In her article on making her kids tidy their room she is just the same:
- She characterises it as a battle that “I am winning.”
- She gives the classic “Someday they’ll get it” justification.
- Her husband seems to feel “a mixture of pity and fear” but it doesn’t bother her.
- “There is no negotiation. Our home is not a democracy.”
- She gives the kids no input in what is valuable to them if she deems it worthless. “Papers & junky party favors or prizes are usually tossed immediately (when the kids aren’t looking!)” She goes behind their backs with their own things (not that she respects their property).
- “I truly don’t expect perfection from my kids. I expect them to listen and obey and to do their best”
She doesn’t give a damn about what her kids want; she talks about herself and her struggle and her self-righteous authoritarianism. And in the tidying article she reveals that her kids are three and six.
Just look at this bedroom.
This is sad.
NOTE: This post was edited since I reblogged it, and the edit included a lot of important points, so I’m re-reblogging it with my original comment to preserve the new version.
I needed to reblog this addition and I’m sorry it’s a super long post now but it’s so important. I played pretend with my toys all the time because that’s… what you use toys for?
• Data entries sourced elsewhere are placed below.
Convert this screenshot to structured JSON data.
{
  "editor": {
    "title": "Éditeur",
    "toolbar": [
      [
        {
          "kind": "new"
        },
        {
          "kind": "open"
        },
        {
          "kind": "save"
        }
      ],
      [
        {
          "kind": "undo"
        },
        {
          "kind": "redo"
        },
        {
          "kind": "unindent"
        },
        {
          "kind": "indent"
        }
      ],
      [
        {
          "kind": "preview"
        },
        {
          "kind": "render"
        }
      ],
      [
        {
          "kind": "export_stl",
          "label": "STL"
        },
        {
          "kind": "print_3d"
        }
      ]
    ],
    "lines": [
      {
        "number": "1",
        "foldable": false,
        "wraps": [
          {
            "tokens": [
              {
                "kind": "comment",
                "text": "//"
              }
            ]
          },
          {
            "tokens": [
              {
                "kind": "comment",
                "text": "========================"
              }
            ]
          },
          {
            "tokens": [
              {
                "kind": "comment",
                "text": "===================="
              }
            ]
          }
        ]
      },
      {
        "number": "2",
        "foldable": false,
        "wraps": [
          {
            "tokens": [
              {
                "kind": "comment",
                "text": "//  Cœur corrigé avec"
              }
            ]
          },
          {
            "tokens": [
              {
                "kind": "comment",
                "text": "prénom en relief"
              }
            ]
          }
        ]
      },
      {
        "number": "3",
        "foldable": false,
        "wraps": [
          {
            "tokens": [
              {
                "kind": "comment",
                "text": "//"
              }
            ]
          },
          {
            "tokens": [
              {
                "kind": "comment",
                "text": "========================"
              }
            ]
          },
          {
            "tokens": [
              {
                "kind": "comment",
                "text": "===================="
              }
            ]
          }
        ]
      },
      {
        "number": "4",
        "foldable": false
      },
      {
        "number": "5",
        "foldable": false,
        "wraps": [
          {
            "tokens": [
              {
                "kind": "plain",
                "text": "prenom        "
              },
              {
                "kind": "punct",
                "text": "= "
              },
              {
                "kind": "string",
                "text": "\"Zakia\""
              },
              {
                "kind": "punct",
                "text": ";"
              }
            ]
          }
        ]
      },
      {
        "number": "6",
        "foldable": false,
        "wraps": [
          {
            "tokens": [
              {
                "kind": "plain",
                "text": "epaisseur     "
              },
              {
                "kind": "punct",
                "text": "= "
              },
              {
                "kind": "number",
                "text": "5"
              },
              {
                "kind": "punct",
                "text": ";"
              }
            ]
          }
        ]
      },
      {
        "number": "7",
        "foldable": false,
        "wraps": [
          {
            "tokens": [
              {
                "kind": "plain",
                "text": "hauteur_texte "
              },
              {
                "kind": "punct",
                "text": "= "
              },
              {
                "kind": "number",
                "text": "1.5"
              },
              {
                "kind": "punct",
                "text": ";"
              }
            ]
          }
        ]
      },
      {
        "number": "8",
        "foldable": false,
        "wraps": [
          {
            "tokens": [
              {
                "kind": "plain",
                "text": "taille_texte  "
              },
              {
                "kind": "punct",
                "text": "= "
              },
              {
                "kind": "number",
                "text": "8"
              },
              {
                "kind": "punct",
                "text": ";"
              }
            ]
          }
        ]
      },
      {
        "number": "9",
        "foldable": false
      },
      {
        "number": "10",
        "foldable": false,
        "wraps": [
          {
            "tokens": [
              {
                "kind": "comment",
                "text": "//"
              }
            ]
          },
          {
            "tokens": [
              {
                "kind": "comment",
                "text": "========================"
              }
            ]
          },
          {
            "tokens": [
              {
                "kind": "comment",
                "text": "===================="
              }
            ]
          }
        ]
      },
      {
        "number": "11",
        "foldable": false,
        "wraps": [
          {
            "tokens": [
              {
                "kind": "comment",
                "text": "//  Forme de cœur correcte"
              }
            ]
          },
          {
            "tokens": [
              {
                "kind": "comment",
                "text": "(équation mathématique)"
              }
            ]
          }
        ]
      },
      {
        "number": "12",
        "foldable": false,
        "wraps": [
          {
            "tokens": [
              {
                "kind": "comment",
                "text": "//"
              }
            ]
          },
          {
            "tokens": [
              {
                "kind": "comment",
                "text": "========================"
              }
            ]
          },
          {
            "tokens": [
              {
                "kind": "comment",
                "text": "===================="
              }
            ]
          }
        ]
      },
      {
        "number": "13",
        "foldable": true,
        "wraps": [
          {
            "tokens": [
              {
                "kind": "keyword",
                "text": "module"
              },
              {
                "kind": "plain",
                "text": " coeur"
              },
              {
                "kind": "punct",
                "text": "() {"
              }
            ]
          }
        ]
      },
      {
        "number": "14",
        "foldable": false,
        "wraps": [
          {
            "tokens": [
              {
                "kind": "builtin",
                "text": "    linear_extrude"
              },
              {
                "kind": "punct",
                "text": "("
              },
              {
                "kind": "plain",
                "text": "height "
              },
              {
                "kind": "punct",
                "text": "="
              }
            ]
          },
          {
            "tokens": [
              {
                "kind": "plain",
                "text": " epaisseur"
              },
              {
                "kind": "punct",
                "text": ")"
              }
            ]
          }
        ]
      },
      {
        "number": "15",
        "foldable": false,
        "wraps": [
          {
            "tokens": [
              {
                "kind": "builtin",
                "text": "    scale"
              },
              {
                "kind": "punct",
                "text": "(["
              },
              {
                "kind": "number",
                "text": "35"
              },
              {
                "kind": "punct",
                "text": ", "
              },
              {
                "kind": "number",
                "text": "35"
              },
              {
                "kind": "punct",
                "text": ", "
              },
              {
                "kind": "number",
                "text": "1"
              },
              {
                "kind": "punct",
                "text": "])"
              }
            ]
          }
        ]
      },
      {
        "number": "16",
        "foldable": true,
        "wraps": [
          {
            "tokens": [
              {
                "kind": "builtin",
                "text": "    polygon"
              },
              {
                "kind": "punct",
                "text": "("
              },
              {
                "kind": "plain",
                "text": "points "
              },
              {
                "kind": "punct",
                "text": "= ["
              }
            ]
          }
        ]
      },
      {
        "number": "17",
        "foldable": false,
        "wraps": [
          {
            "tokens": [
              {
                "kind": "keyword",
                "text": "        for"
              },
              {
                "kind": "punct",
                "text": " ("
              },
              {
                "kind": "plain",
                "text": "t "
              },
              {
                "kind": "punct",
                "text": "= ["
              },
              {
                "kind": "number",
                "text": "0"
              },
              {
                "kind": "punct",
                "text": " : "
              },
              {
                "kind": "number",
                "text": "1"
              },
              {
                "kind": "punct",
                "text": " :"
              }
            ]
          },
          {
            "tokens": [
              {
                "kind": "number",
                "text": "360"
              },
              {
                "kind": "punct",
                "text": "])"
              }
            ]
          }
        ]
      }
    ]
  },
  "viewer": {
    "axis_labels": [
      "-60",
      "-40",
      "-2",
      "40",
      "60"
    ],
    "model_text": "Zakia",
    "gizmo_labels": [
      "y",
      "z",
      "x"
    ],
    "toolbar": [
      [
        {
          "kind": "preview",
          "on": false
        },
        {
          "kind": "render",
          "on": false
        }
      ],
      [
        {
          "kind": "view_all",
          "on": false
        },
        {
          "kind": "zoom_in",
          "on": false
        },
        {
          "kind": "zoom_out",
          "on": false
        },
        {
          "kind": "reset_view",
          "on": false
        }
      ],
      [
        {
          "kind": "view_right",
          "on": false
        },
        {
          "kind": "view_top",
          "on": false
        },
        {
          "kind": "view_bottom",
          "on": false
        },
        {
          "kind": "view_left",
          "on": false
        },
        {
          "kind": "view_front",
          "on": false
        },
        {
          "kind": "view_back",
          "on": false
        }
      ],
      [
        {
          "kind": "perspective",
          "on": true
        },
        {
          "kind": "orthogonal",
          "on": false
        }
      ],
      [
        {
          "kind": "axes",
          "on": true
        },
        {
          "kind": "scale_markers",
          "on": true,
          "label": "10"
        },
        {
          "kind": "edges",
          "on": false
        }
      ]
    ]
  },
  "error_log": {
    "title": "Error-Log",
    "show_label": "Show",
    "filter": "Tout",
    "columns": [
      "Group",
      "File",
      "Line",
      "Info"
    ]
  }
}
My mom saw this post and felt sorry for the kids, told me that she bets those kids now furtively play with rocks, rags, and household items wary their mom will take them away, too or say those things aren’t for playing.
The thing I told her and I’ll add on here too is that when I was a kid, I was lucky enough to have parents that let me pick my own toys. Chances are, this mom didn’t actually get her kid toys that appealed to her kid’s interest. Like how many barbies did her mom give her that now the mom complains her kid never can “focus” on playing with? And now she wants a dinosaur toy that she picked out for herself and that’s too much? it sounds like the mom is more angry at all the stuff she threw at her kid (or that her kid was coerced into getting) wasn’t being “appreciated” in a way that gratified her, so she destroyed it all
like in the end this mom is self-congratulatory that her kids now behave in the way she wants for her control freak minimalist neat and tidy showroom-floor aesthetic how terrible is that?
This is how you get your child to 1. Never trust you again 2. Develop anxiety in asking you for anything, ever
I am so sick of these ~modern~ parents who shove their beliefs down their kids’ throats when the kids have 0 idea what’s going on. They probably thought they were being punished. If I had a kid tell me her mom threw away all her toys, I’d have a shitton to say to her mother and there’d be some choice words along with pulling up links on emotional abuse. What a fucking demon of a mother.
Funny thing I noticed when I went to look at these, a few days after this first hit my dash.
Most, if not all, of the negative comments the articles had accumulated? Gone. Control Freak doesn’t take criticism well.
I’m living proof that this bullshit doesn’t work. It’s not because my parents ran some sort of draconian household where they wanted their 4 year old’s bedroom to look like something ripped out of a Pottery Barn catalog. No. I grew up in proverty. Cardboard top on our coffee table, plates and cup we used for as long as I can remember ‘rescued’ from a dumpster poverty. Needless to say, none of us had much. Would you like to know what I do now? Now, as a 32 year old woman? I. Collect. Toys. My entire house is a shrine to all the stuff we couldn’t afford when I was a kid.
Here’s the difference- my parents, who are wonderful people, gave me what they could. They loved and respected me. They certainly weren’t throwing out my toys behind my back! Toys they bought for me and then resented me for owning!
Congrats on screwing up your kids, lady. At least they have eachother. I guarantee they’ll want nothing to do with you when they’re older.